These symposia will offer a unique opportunity for people with diabetes and their families to ask questions of the members of the health team directly involved in foot care.
MAY 2009 is WORLD FOOT HEALTH AWARENESS MONTH
Deciding to have bunion surgery can be one of the most difficult health decisions to make. ‘Bunions’ are a cause of distress to many thousands of people -mostly women -worldwide. Last year, I wrote about bunions and my opinion was and still is – “avoid bunion surgery if at possible, unless it is ruining your life and crippling you with pain”.
The ‘bunion’ referred to here is the bony deformity characterized by a big toe that deviates towards the rest of the toes, possibly accompanied by a second toe which is bent and overlies it.
When any surgical intervention is considered, be it the podiatrist enucleating a corn, removing part of a toe-nail or the orthopaedic surgeon realigning the foot in bunion surgery, all of us strive to do our best to achieve a satisfactory outcome, by exercising our skills to the utmost.
So you can imagine my concern to have two patients recently complaining bitterly about their unhappiness with the result of their bunion surgery. Add to this my surprise at the ‘twenty-something’ who wants surgery because she doesn’t like the look of her feet and her bunion (this one is the small thickening of the metatarsal bone with no deformity), prevents her from wearing the high fashion shoes she needs for work.

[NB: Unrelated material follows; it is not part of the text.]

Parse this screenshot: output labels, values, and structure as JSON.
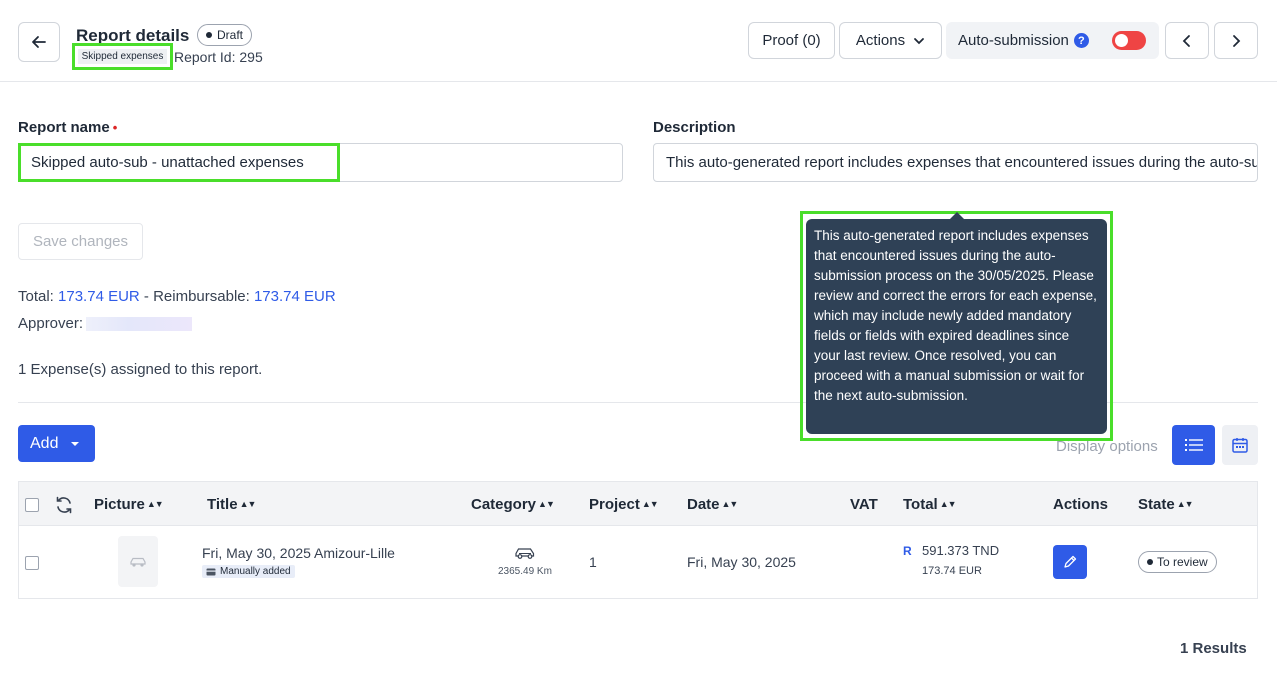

What can you say to a middle-aged, active woman who decided to have her bunion (deformed type) corrected, but after three months can only wear trainers with the toe cut out, has a swollen foot, pain and discomfort, difficulty driving, plus all the associated emotional stress? Or how do you respond to a similar woman who is now in constant pain and has had altered her walking style because the foot is rigid at the big toe joint?
To the best of my knowledge the procedures were technically successful and there is no deformity anymore. In addition we all react differently to a surgical “assault” and time does allow better healing. Also, there are numerous variations of operations and techniques available for bunion correction surgery.
Firstly – go back to the surgeon and discuss your options.
Secondly – see if a podiatrist can assist with biomechanical correction or alignment and footwear advice.
With my 2 patients, one has had orthotics made and the other I referred to the surgeon, who has recommended further physiotherapy, with the possibility of another operation to remove the steel plate that is in the foot.
I will still refer patients who meet my criteria outlined above for consideration for surgery, because the final decision to undergo sugery is always taken by the patient. Unfortunately, there can be no absolute guarantees since the structure of each foot is so complicated.
So what to do about ‘bunions’? Is there an underlying systemic disease such as rheumatoid arthritis?
We must consider the patient’s age. Is the patient overweight? What is the biomechanical structure and function, not only of the feet but lower limbs and body? Have all possible conservative measures such as night splints, orthotics, insoles, appropriate footwear, been exhausted?
Be guided by the severity of loss of function, pain, discomfort and limitation of daily activities. Will the patient be able to adhere to all the post-operative requirements, expected by the surgeon?
Eventually, all these factors (plus others), must be seriously thought about before undergoing bunion surgery.